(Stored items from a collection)
▽

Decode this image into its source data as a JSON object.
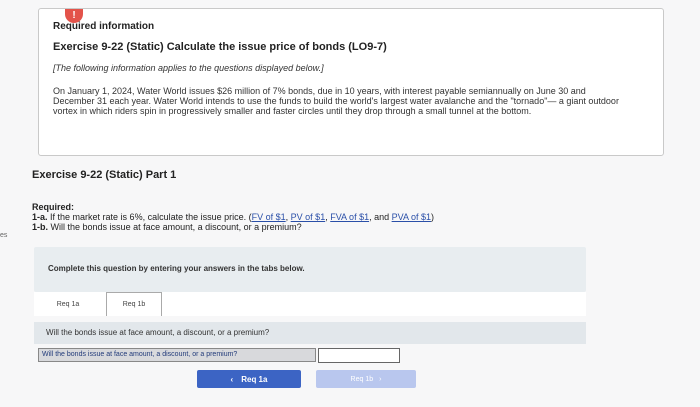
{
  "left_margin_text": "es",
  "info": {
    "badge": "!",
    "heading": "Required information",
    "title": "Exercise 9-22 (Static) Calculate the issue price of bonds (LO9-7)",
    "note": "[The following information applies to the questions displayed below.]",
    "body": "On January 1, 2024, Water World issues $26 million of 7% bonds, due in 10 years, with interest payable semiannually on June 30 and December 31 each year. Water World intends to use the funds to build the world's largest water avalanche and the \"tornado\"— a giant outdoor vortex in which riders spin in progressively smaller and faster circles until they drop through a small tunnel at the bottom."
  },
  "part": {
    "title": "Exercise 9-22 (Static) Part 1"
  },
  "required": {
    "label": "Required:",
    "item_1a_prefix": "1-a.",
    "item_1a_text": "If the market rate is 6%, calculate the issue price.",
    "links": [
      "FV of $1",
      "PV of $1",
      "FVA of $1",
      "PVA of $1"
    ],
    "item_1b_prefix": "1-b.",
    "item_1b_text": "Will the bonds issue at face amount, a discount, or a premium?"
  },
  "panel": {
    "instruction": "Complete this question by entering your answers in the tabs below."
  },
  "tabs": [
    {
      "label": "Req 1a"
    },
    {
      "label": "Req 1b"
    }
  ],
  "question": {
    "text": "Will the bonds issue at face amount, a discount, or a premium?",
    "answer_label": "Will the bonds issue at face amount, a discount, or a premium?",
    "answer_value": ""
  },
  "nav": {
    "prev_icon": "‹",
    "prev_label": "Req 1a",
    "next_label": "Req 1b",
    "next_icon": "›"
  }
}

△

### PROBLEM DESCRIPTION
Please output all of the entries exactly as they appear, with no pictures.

### ANSWER SECTION
Decode this image into its source data as a JSON object.
{
  "left_margin_text": "es",
  "info": {
    "badge": "!",
    "heading": "Required information",
    "title": "Exercise 9-22 (Static) Calculate the issue price of bonds (LO9-7)",
    "note": "[The following information applies to the questions displayed below.]",
    "body": "On January 1, 2024, Water World issues $26 million of 7% bonds, due in 10 years, with interest payable semiannually on June 30 and December 31 each year. Water World intends to use the funds to build the world's largest water avalanche and the \"tornado\"— a giant outdoor vortex in which riders spin in progressively smaller and faster circles until they drop through a small tunnel at the bottom."
  },
  "part": {
    "title": "Exercise 9-22 (Static) Part 1"
  },
  "required": {
    "label": "Required:",
    "item_1a_prefix": "1-a.",
    "item_1a_text": "If the market rate is 6%, calculate the issue price.",
    "links": [
      "FV of $1",
      "PV of $1",
      "FVA of $1",
      "PVA of $1"
    ],
    "item_1b_prefix": "1-b.",
    "item_1b_text": "Will the bonds issue at face amount, a discount, or a premium?"
  },
  "panel": {
    "instruction": "Complete this question by entering your answers in the tabs below."
  },
  "tabs": [
    {
      "label": "Req 1a"
    },
    {
      "label": "Req 1b"
    }
  ],
  "question": {
    "text": "Will the bonds issue at face amount, a discount, or a premium?",
    "answer_label": "Will the bonds issue at face amount, a discount, or a premium?",
    "answer_value": ""
  },
  "nav": {
    "prev_icon": "‹",
    "prev_label": "Req 1a",
    "next_label": "Req 1b",
    "next_icon": "›"
  }
}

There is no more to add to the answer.